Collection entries
· · · · ·

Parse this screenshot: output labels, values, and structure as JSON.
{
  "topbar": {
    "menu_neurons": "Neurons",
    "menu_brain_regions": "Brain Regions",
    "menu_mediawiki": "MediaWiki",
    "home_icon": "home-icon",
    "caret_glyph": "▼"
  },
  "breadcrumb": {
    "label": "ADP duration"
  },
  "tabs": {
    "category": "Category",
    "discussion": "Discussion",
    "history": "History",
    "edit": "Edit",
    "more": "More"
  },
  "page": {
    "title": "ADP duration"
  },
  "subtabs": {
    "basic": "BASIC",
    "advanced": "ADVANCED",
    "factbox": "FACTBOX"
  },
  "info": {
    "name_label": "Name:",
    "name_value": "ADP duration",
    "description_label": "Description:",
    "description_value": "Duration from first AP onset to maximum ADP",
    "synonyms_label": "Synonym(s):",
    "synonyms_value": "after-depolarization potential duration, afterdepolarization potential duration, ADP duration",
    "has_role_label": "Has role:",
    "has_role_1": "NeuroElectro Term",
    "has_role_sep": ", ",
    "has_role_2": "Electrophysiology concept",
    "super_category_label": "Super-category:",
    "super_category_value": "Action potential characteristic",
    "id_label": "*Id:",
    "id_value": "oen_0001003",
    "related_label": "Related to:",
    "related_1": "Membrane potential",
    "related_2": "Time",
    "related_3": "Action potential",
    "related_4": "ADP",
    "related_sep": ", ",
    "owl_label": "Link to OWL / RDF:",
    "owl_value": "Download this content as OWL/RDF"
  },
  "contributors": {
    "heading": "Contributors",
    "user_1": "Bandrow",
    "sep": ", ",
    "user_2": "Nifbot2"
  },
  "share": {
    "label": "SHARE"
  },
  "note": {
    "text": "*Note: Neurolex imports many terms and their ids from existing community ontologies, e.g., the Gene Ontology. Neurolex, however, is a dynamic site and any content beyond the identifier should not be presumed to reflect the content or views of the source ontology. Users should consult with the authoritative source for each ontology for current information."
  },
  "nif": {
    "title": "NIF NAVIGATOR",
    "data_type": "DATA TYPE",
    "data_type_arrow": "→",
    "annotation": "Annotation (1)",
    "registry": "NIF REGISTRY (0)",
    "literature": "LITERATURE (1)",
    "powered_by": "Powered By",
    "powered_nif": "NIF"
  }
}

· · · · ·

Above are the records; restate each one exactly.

* Your response:
Parse this screenshot: output labels, values, and structure as JSON.
{
  "topbar": {
    "menu_neurons": "Neurons",
    "menu_brain_regions": "Brain Regions",
    "menu_mediawiki": "MediaWiki",
    "home_icon": "home-icon",
    "caret_glyph": "▼"
  },
  "breadcrumb": {
    "label": "ADP duration"
  },
  "tabs": {
    "category": "Category",
    "discussion": "Discussion",
    "history": "History",
    "edit": "Edit",
    "more": "More"
  },
  "page": {
    "title": "ADP duration"
  },
  "subtabs": {
    "basic": "BASIC",
    "advanced": "ADVANCED",
    "factbox": "FACTBOX"
  },
  "info": {
    "name_label": "Name:",
    "name_value": "ADP duration",
    "description_label": "Description:",
    "description_value": "Duration from first AP onset to maximum ADP",
    "synonyms_label": "Synonym(s):",
    "synonyms_value": "after-depolarization potential duration, afterdepolarization potential duration, ADP duration",
    "has_role_label": "Has role:",
    "has_role_1": "NeuroElectro Term",
    "has_role_sep": ", ",
    "has_role_2": "Electrophysiology concept",
    "super_category_label": "Super-category:",
    "super_category_value": "Action potential characteristic",
    "id_label": "*Id:",
    "id_value": "oen_0001003",
    "related_label": "Related to:",
    "related_1": "Membrane potential",
    "related_2": "Time",
    "related_3": "Action potential",
    "related_4": "ADP",
    "related_sep": ", ",
    "owl_label": "Link to OWL / RDF:",
    "owl_value": "Download this content as OWL/RDF"
  },
  "contributors": {
    "heading": "Contributors",
    "user_1": "Bandrow",
    "sep": ", ",
    "user_2": "Nifbot2"
  },
  "share": {
    "label": "SHARE"
  },
  "note": {
    "text": "*Note: Neurolex imports many terms and their ids from existing community ontologies, e.g., the Gene Ontology. Neurolex, however, is a dynamic site and any content beyond the identifier should not be presumed to reflect the content or views of the source ontology. Users should consult with the authoritative source for each ontology for current information."
  },
  "nif": {
    "title": "NIF NAVIGATOR",
    "data_type": "DATA TYPE",
    "data_type_arrow": "→",
    "annotation": "Annotation (1)",
    "registry": "NIF REGISTRY (0)",
    "literature": "LITERATURE (1)",
    "powered_by": "Powered By",
    "powered_nif": "NIF"
  }
}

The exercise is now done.